• _WHAT THIS TASK INVOLVES_: Retype the data that follows exactly. No pictures belong in the copy.

Items listed in a dataset

-- Opening Marker --

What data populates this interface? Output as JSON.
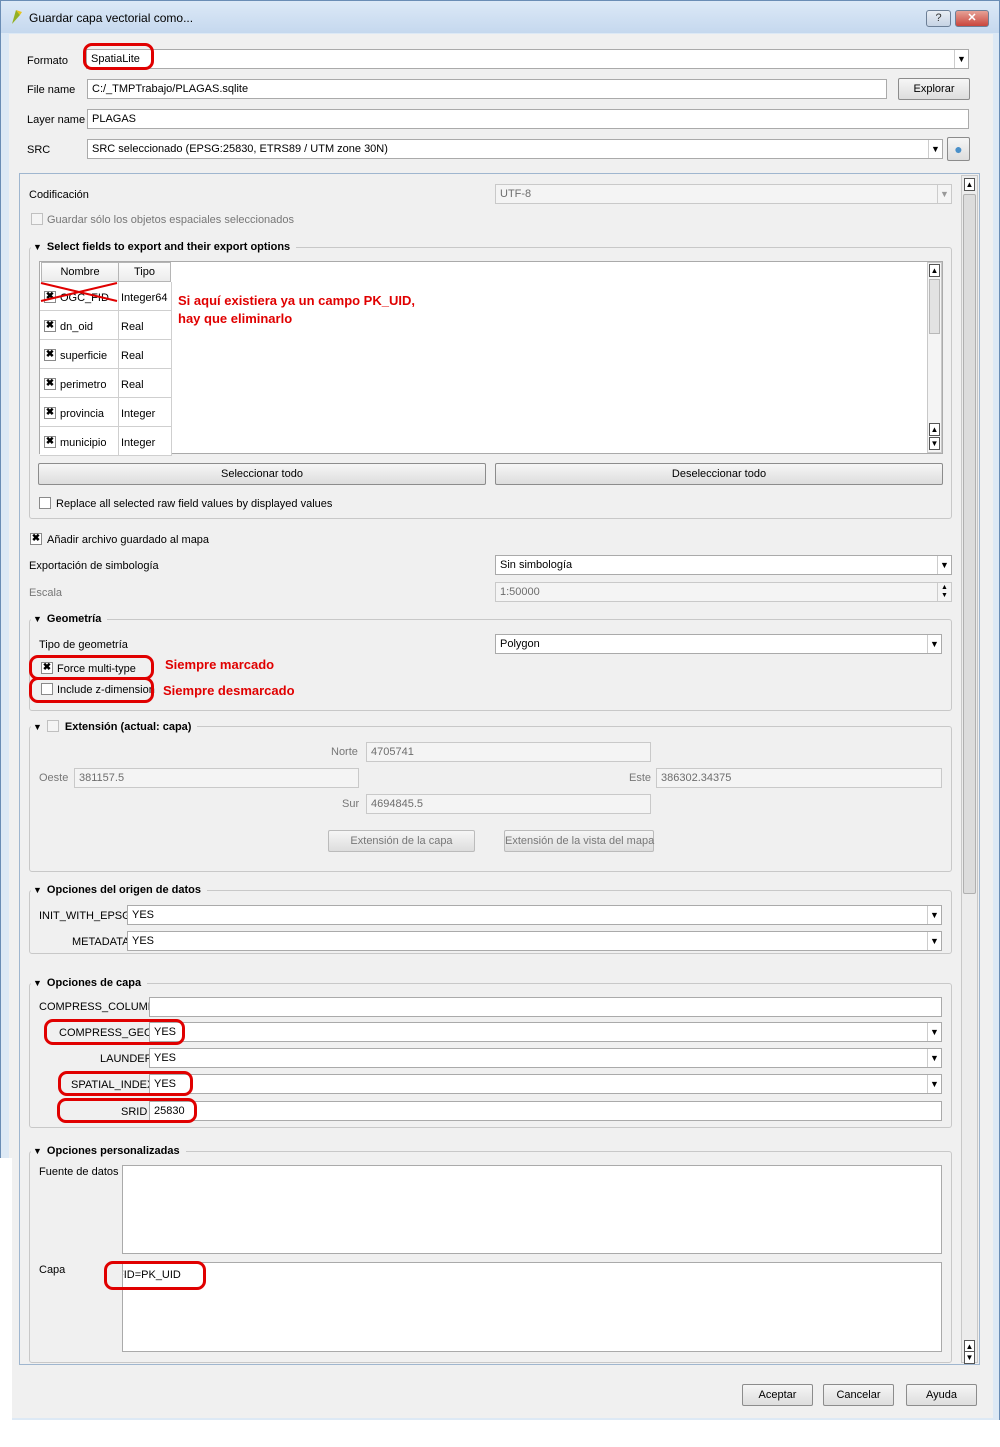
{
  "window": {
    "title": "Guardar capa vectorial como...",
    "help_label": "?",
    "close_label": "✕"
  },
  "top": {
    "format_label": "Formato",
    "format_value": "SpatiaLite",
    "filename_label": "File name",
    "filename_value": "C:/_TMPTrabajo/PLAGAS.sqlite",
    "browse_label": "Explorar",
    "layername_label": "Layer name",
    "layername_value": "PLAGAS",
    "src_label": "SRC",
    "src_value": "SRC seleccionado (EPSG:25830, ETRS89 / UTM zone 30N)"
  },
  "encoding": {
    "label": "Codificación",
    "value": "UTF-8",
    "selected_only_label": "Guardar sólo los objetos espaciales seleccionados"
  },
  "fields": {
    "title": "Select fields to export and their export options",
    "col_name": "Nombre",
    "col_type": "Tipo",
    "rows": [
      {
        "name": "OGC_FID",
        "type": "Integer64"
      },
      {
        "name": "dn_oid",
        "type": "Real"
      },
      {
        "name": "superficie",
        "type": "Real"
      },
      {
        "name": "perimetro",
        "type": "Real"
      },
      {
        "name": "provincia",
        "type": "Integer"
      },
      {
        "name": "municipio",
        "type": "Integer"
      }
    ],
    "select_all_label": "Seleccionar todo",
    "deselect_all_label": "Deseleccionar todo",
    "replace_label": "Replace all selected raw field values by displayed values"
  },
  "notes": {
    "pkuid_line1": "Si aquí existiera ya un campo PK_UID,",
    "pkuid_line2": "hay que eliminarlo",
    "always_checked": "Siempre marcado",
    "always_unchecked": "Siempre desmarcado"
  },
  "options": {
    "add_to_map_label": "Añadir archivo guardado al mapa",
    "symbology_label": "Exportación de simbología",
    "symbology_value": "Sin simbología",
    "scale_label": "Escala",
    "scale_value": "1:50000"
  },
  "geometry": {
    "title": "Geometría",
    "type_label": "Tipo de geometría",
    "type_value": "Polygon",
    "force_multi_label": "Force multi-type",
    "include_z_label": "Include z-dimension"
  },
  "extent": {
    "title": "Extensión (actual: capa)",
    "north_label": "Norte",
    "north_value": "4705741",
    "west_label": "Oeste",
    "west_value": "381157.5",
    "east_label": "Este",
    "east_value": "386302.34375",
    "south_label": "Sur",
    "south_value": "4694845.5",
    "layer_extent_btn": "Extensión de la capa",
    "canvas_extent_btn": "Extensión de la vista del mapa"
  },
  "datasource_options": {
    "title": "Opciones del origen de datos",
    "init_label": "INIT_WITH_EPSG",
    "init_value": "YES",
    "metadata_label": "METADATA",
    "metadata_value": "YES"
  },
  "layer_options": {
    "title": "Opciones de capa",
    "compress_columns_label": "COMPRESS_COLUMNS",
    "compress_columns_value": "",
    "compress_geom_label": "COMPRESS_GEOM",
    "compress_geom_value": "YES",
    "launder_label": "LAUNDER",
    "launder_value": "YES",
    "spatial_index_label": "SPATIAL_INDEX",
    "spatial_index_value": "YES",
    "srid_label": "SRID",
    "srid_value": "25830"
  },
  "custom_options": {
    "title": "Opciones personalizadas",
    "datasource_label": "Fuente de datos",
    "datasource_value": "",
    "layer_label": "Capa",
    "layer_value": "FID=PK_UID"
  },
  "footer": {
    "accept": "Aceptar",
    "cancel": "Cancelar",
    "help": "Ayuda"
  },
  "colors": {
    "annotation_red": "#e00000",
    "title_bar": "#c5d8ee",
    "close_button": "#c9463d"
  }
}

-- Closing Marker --

• _COMPLETED EXERCISE_:
What data populates this interface? Output as JSON.
{
  "window": {
    "title": "Guardar capa vectorial como...",
    "help_label": "?",
    "close_label": "✕"
  },
  "top": {
    "format_label": "Formato",
    "format_value": "SpatiaLite",
    "filename_label": "File name",
    "filename_value": "C:/_TMPTrabajo/PLAGAS.sqlite",
    "browse_label": "Explorar",
    "layername_label": "Layer name",
    "layername_value": "PLAGAS",
    "src_label": "SRC",
    "src_value": "SRC seleccionado (EPSG:25830, ETRS89 / UTM zone 30N)"
  },
  "encoding": {
    "label": "Codificación",
    "value": "UTF-8",
    "selected_only_label": "Guardar sólo los objetos espaciales seleccionados"
  },
  "fields": {
    "title": "Select fields to export and their export options",
    "col_name": "Nombre",
    "col_type": "Tipo",
    "rows": [
      {
        "name": "OGC_FID",
        "type": "Integer64"
      },
      {
        "name": "dn_oid",
        "type": "Real"
      },
      {
        "name": "superficie",
        "type": "Real"
      },
      {
        "name": "perimetro",
        "type": "Real"
      },
      {
        "name": "provincia",
        "type": "Integer"
      },
      {
        "name": "municipio",
        "type": "Integer"
      }
    ],
    "select_all_label": "Seleccionar todo",
    "deselect_all_label": "Deseleccionar todo",
    "replace_label": "Replace all selected raw field values by displayed values"
  },
  "notes": {
    "pkuid_line1": "Si aquí existiera ya un campo PK_UID,",
    "pkuid_line2": "hay que eliminarlo",
    "always_checked": "Siempre marcado",
    "always_unchecked": "Siempre desmarcado"
  },
  "options": {
    "add_to_map_label": "Añadir archivo guardado al mapa",
    "symbology_label": "Exportación de simbología",
    "symbology_value": "Sin simbología",
    "scale_label": "Escala",
    "scale_value": "1:50000"
  },
  "geometry": {
    "title": "Geometría",
    "type_label": "Tipo de geometría",
    "type_value": "Polygon",
    "force_multi_label": "Force multi-type",
    "include_z_label": "Include z-dimension"
  },
  "extent": {
    "title": "Extensión (actual: capa)",
    "north_label": "Norte",
    "north_value": "4705741",
    "west_label": "Oeste",
    "west_value": "381157.5",
    "east_label": "Este",
    "east_value": "386302.34375",
    "south_label": "Sur",
    "south_value": "4694845.5",
    "layer_extent_btn": "Extensión de la capa",
    "canvas_extent_btn": "Extensión de la vista del mapa"
  },
  "datasource_options": {
    "title": "Opciones del origen de datos",
    "init_label": "INIT_WITH_EPSG",
    "init_value": "YES",
    "metadata_label": "METADATA",
    "metadata_value": "YES"
  },
  "layer_options": {
    "title": "Opciones de capa",
    "compress_columns_label": "COMPRESS_COLUMNS",
    "compress_columns_value": "",
    "compress_geom_label": "COMPRESS_GEOM",
    "compress_geom_value": "YES",
    "launder_label": "LAUNDER",
    "launder_value": "YES",
    "spatial_index_label": "SPATIAL_INDEX",
    "spatial_index_value": "YES",
    "srid_label": "SRID",
    "srid_value": "25830"
  },
  "custom_options": {
    "title": "Opciones personalizadas",
    "datasource_label": "Fuente de datos",
    "datasource_value": "",
    "layer_label": "Capa",
    "layer_value": "FID=PK_UID"
  },
  "footer": {
    "accept": "Aceptar",
    "cancel": "Cancelar",
    "help": "Ayuda"
  },
  "colors": {
    "annotation_red": "#e00000",
    "title_bar": "#c5d8ee",
    "close_button": "#c9463d"
  }
}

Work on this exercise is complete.